If you know me, you know that I work on a lot of Drupal sites. You might also know that SliceHost (now a part of RackSpace) is one of the most affordable and simple VPS hosting solutions out there. That said, you might not know that I run several of my own Drupal sites on a single SliceHost 256 slice (256mb ram, that is).
Since I put up my personal blog site using Drupal on a slice, I've noticed that the site, despite being very straightforward as far as Drupal sites go, was not performing very well (3-5 second page loads were common, 400-500ms before initial HTTP response codes). So, I decided to take a closer look to determine what was going on and try to resolve the performance issue.
The first thing I did was to create a duplicate instance of my site on my local Linux development box. I was mildly surprised to find that the local instance of the site was blazingly fast. Understanding that something was causing poor performance in the live version, I continued on and ran an execution profile of a few pages of the site... no glaring performance issues compared to typical Drupal site execution.
That lead me to suspect SliceHost itself. As a virtual server, the system naturally shares physical resources with several other virtual systems. In addition, the CPU and disk IO resources that the VPS has access to are probably highly dependent on the activity of the other virtual servers on the physical server. After watching top on my VPS for a while and reading the observations of others using SliceHost, I came to the conclusion that a good portion of my problem was likely due to the IO delays when the web server was trying to load files or the DB was reading/writing to the disk for whatever reason.
Among the other things I already know are these things: I dont' have the time or inclination to switch to a different VPS vendor, and I don't have the money to pay for more than a 256 slice. So, my solution was to try to work around the issue... using the boost module.

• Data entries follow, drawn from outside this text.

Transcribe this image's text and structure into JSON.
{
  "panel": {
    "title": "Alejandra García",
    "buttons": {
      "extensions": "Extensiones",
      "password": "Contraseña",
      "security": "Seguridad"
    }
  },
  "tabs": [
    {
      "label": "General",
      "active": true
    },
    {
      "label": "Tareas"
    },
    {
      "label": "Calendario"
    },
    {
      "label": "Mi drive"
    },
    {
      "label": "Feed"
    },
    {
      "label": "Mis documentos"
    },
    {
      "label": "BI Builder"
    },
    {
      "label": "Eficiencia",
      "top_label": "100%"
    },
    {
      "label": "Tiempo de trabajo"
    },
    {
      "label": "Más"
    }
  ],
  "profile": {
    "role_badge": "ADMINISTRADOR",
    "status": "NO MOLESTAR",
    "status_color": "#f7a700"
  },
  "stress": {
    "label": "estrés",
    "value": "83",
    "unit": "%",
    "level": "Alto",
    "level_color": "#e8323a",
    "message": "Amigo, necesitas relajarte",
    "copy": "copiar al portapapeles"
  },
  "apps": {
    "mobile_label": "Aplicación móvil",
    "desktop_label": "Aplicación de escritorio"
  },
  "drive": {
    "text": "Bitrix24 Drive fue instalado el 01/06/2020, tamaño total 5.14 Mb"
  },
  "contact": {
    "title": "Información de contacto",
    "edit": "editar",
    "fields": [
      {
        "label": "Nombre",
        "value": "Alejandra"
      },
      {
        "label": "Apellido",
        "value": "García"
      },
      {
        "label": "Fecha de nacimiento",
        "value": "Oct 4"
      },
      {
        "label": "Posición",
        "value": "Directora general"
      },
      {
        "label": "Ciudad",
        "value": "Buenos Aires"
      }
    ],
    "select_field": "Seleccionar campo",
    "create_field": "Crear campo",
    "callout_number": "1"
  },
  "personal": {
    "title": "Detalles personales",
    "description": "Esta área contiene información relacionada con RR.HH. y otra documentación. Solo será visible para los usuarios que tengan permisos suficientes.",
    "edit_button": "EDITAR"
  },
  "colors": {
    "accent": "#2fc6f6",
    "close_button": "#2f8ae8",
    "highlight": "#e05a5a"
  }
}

The Boost module is a project to add a static page cache mechanism to Drupal. While Drupal core includes a database-based cache for anonymous users, sometimes performance gains can be realized by the web server loading only a single, flat HTML file instead of executing all sorts of PHP, hitting the database a bunch of times, then outputting the resulting HTML. If the output will be the same each time anyway, a static page cache makes a lot of sense.

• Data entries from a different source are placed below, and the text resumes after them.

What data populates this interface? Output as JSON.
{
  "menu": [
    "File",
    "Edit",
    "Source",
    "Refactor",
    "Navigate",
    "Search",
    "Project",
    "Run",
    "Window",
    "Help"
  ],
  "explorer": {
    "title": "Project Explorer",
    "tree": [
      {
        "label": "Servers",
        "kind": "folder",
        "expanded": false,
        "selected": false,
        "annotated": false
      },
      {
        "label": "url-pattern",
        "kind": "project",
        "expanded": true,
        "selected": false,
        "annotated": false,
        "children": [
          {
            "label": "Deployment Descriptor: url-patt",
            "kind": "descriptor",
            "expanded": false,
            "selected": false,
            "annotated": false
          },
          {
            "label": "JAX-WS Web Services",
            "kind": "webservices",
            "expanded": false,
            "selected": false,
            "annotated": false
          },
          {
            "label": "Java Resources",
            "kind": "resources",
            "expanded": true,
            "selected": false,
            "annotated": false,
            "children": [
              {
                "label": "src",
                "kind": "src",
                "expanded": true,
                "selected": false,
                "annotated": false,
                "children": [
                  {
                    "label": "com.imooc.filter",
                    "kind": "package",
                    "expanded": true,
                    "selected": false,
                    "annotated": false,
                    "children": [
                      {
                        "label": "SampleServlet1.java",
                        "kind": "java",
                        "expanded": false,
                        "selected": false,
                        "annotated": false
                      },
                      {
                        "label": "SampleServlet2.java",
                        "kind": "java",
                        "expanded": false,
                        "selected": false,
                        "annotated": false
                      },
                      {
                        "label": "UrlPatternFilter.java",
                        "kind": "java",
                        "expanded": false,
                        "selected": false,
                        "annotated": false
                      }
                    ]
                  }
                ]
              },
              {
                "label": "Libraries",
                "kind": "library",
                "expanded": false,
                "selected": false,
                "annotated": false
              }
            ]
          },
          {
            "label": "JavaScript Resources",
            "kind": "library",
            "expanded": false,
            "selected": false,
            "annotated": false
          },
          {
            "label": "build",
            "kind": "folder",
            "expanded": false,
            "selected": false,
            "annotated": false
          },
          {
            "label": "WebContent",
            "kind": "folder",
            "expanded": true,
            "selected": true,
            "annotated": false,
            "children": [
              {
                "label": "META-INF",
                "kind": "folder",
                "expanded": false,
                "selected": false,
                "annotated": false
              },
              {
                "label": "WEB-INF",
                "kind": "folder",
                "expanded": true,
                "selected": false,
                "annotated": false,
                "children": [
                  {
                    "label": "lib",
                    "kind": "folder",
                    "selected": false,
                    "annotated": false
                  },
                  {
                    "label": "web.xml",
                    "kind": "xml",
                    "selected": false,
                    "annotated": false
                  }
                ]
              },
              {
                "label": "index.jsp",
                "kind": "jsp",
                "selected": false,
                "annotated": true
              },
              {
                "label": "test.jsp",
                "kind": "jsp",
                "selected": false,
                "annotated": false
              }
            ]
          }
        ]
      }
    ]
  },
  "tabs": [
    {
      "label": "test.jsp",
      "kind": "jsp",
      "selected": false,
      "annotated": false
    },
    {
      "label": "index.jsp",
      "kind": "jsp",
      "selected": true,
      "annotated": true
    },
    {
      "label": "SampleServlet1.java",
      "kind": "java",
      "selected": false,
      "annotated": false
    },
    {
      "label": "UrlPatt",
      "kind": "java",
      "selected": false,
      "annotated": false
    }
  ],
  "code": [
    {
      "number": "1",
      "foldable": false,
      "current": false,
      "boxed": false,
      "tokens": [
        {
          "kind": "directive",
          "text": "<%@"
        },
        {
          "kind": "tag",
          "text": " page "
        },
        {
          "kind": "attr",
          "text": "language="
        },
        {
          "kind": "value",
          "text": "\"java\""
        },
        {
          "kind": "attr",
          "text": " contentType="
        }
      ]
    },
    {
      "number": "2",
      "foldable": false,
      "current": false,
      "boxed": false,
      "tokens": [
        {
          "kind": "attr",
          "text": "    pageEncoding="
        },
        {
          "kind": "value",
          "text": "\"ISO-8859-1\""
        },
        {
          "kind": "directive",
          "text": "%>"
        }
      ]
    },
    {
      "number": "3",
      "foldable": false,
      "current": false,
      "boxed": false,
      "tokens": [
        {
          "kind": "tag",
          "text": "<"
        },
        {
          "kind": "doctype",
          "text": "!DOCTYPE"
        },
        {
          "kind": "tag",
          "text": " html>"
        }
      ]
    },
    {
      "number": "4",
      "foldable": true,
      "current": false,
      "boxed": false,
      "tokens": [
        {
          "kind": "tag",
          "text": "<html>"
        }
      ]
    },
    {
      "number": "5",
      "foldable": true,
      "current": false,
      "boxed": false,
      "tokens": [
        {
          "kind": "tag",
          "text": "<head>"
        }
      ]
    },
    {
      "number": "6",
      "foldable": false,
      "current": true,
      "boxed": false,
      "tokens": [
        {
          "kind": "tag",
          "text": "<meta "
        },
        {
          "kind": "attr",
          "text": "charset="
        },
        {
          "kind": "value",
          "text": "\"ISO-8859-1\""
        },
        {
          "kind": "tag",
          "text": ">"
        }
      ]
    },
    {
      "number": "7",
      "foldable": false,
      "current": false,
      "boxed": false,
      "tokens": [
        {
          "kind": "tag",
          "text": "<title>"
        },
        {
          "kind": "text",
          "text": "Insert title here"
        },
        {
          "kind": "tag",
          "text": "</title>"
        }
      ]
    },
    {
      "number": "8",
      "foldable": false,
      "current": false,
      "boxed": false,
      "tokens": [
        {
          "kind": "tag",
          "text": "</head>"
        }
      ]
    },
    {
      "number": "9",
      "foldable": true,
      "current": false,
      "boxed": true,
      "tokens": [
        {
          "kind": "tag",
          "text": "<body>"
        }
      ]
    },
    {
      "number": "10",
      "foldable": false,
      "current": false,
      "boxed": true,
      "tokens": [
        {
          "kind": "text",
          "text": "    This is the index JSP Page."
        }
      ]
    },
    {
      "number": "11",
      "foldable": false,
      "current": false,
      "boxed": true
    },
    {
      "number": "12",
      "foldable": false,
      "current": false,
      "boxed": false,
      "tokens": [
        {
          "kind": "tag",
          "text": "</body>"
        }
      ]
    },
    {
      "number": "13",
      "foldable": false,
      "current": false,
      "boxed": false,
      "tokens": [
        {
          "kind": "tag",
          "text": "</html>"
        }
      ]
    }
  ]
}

Installing boost on Drupal 6 wasn't too bad. Its configuration pages can be a little overwhelming to parse at first, but once I started to gain an understanding of what it was trying to do, things started making a lot more sense. Specifically, boost not only has a static page caching mechanism, but it also features a cron-based crawler that refreshes cached pages as well as pages specifically flagged for cache generating (using boost's block) to keep the static cache nice and preemptively fresh.

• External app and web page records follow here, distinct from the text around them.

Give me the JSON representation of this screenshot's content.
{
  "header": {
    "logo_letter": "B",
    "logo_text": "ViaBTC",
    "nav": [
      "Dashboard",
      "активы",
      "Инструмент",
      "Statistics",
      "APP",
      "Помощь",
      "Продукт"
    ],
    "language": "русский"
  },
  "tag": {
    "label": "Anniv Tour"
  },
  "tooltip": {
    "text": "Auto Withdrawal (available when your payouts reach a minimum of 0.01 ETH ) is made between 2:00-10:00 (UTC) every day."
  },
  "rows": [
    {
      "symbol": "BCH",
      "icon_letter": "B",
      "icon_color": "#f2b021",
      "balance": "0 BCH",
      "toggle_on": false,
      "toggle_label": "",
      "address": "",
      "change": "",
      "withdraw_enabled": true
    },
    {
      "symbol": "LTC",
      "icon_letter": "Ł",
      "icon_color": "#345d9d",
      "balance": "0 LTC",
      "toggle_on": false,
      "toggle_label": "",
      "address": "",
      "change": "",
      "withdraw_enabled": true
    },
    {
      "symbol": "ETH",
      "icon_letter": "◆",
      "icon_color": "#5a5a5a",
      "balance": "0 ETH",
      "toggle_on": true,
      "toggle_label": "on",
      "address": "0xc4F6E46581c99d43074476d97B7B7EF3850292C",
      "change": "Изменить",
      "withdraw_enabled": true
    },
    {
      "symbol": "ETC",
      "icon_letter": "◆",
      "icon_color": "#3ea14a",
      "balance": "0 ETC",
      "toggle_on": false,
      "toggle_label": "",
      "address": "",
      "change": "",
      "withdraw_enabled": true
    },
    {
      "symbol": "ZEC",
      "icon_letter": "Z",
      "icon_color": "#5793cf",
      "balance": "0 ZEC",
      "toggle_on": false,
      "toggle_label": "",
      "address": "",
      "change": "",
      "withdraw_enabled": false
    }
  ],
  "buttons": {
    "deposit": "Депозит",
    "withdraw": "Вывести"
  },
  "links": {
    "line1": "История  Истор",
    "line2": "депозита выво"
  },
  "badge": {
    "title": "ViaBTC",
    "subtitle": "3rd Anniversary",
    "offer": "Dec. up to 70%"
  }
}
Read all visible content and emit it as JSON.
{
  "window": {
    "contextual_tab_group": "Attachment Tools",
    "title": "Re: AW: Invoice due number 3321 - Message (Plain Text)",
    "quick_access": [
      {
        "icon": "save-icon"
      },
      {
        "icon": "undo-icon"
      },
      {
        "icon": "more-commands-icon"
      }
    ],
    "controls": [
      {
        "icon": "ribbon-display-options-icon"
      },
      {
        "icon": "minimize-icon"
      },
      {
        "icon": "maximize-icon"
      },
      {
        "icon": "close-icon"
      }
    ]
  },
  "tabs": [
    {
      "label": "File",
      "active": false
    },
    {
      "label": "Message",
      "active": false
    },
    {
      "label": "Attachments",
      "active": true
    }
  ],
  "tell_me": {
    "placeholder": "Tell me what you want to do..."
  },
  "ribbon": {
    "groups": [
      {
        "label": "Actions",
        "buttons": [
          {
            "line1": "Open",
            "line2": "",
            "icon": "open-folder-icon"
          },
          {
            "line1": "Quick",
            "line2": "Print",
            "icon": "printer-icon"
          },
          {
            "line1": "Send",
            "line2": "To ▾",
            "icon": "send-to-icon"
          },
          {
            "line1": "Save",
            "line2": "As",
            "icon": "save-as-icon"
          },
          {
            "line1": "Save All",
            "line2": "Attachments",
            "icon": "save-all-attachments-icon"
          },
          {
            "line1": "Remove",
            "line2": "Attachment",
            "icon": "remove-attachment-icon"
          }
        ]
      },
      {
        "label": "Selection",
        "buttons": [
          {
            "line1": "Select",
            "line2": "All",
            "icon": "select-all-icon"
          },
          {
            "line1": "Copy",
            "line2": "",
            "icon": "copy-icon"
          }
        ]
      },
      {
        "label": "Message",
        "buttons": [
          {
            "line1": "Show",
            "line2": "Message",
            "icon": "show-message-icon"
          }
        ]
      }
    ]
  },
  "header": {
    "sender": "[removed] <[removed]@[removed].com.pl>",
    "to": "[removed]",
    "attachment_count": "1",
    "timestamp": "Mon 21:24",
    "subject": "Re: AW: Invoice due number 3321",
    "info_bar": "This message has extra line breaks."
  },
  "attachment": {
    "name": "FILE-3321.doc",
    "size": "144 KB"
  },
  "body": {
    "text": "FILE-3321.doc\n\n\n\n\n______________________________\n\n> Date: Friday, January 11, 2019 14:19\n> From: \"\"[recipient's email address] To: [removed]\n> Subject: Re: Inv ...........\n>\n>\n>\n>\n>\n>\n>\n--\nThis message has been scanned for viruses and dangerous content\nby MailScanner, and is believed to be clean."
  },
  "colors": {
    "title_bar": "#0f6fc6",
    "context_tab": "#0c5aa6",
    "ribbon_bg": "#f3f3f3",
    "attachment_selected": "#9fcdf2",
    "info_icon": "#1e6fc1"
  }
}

Once I deployed boost and made the requisite configuration changes, I re-ran my performance tests (me clicking around with YSlow). Instead of seeing the average page load times around 3-5 seconds, pages (once cached) were loading in less than a second (0.5 - 0.9 seconds specifically). During first-time cache generation, I still see some higher times -- but since I've got my cron-based boost crawler doing the work in the background, most pages should render rather quickly now.